## Task description
Please report every line in the entries that contains the string "accessory".

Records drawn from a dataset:
• • • • •

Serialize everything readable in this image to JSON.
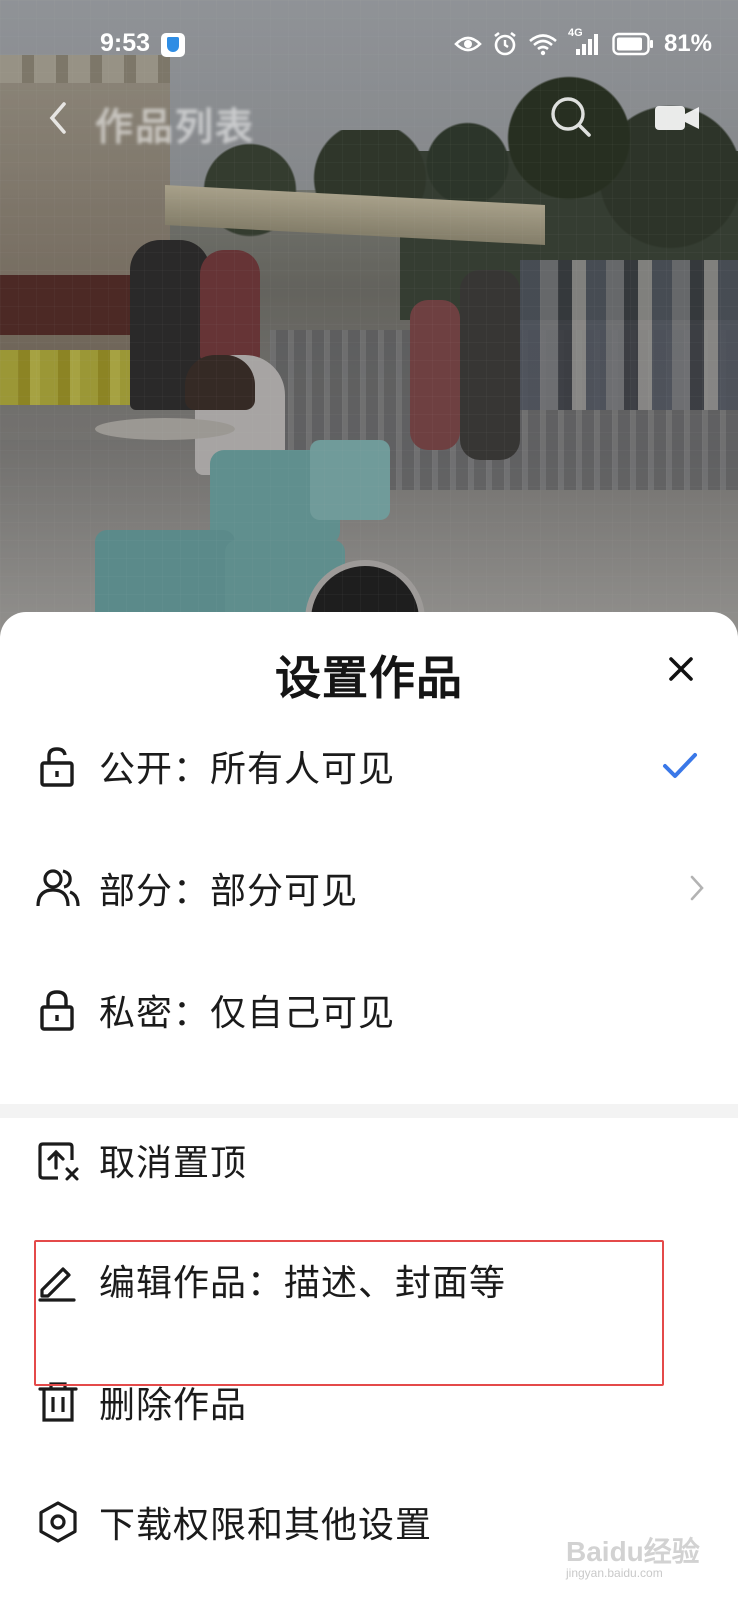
{
  "status_bar": {
    "time": "9:53",
    "network": "4G",
    "battery_percent": "81%"
  },
  "nav": {
    "back_icon": "chevron-left-icon",
    "title": "作品列表",
    "search_icon": "search-icon",
    "camera_icon": "camera-icon"
  },
  "sheet": {
    "title": "设置作品",
    "close_icon": "close-icon",
    "visibility_options": [
      {
        "icon": "unlock-icon",
        "label": "公开：所有人可见",
        "selected": true,
        "accessory": "check-icon"
      },
      {
        "icon": "users-icon",
        "label": "部分：部分可见",
        "selected": false,
        "accessory": "chevron-right-icon"
      },
      {
        "icon": "lock-icon",
        "label": "私密：仅自己可见",
        "selected": false,
        "accessory": ""
      }
    ],
    "actions": [
      {
        "icon": "unpin-icon",
        "label": "取消置顶"
      },
      {
        "icon": "edit-icon",
        "label": "编辑作品：描述、封面等",
        "highlighted": true
      },
      {
        "icon": "trash-icon",
        "label": "删除作品"
      },
      {
        "icon": "settings-hexagon-icon",
        "label": "下载权限和其他设置"
      }
    ],
    "accent_color": "#3a78e8",
    "highlight_color": "#e44a4a"
  },
  "watermark": {
    "brand": "Baidu经验",
    "url": "jingyan.baidu.com"
  }
}
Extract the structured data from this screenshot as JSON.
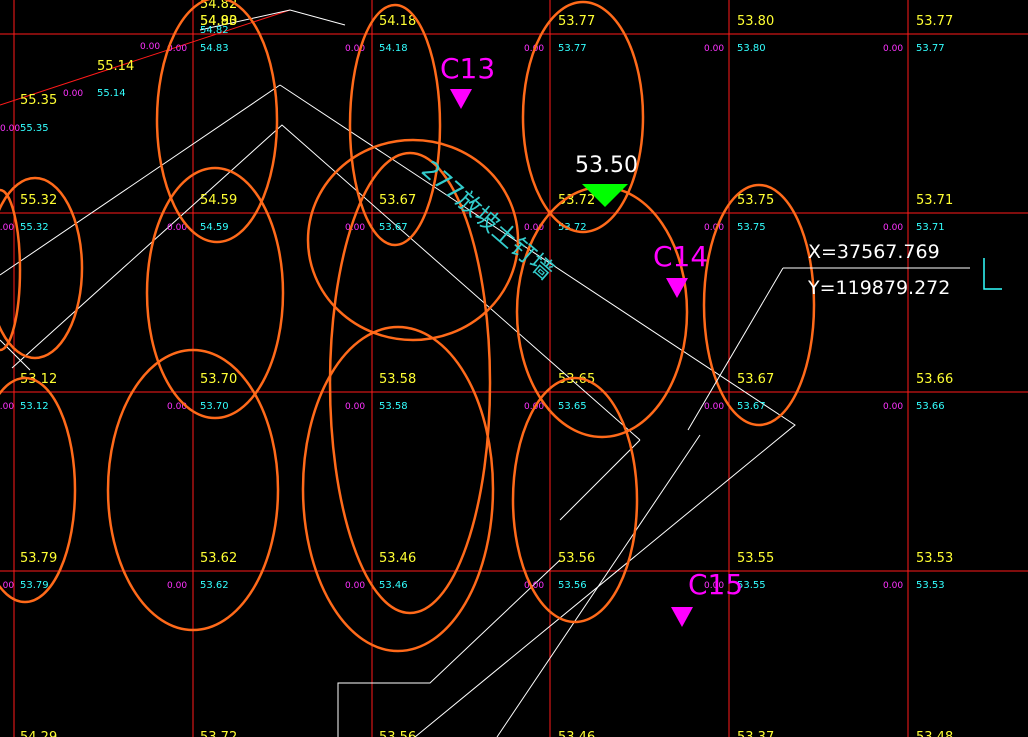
{
  "colors": {
    "background": "#000000",
    "grid": "#ff1a1a",
    "elevation_text": "#ffff33",
    "subtext": "#33ffff",
    "zero_text": "#ff33ff",
    "outline": "#ff6a1a",
    "marker": "#ff00ff",
    "point_marker": "#00ff00",
    "boundary": "#ffffff",
    "wall_label": "#33cccc",
    "coord_text": "#ffffff"
  },
  "grid": {
    "rows": [
      {
        "cells": [
          "",
          "54.90",
          "54.18",
          "53.77",
          "53.80",
          "53.77"
        ],
        "sub": [
          "",
          "54.83",
          "54.18",
          "53.77",
          "53.80",
          "53.77"
        ]
      },
      {
        "cells": [
          "55.32",
          "54.59",
          "53.67",
          "53.72",
          "53.75",
          "53.71"
        ],
        "sub": [
          "55.32",
          "54.59",
          "53.67",
          "53.72",
          "53.75",
          "53.71"
        ]
      },
      {
        "cells": [
          "53.12",
          "53.70",
          "53.58",
          "53.65",
          "53.67",
          "53.66"
        ],
        "sub": [
          "53.12",
          "53.70",
          "53.58",
          "53.65",
          "53.67",
          "53.66"
        ]
      },
      {
        "cells": [
          "53.79",
          "53.62",
          "53.46",
          "53.56",
          "53.55",
          "53.53"
        ],
        "sub": [
          "53.79",
          "53.62",
          "53.46",
          "53.56",
          "53.55",
          "53.53"
        ]
      },
      {
        "cells": [
          "54.29",
          "53.72",
          "53.56",
          "53.46",
          "53.37",
          "53.48"
        ],
        "sub": [
          "",
          "",
          "",
          "",
          "",
          ""
        ]
      }
    ],
    "zero_label": "0.00",
    "extra_labels": [
      {
        "text": "54.82",
        "kind": "elev"
      },
      {
        "text": "54.83",
        "kind": "elev"
      },
      {
        "text": "54.82",
        "kind": "sub"
      },
      {
        "text": "55.14",
        "kind": "elev"
      },
      {
        "text": "55.14",
        "kind": "sub"
      },
      {
        "text": "55.35",
        "kind": "elev"
      },
      {
        "text": "55.35",
        "kind": "sub"
      }
    ]
  },
  "markers": [
    {
      "label": "C13"
    },
    {
      "label": "C14"
    },
    {
      "label": "C15"
    }
  ],
  "point": {
    "elevation": "53.50"
  },
  "coords": {
    "x": "X=37567.769",
    "y": "Y=119879.272"
  },
  "wall_label": "277放坡土钉墙"
}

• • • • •

## Result of the exercise
        "accessory": "check-icon"
        "accessory": "chevron-right-icon"
        "accessory": ""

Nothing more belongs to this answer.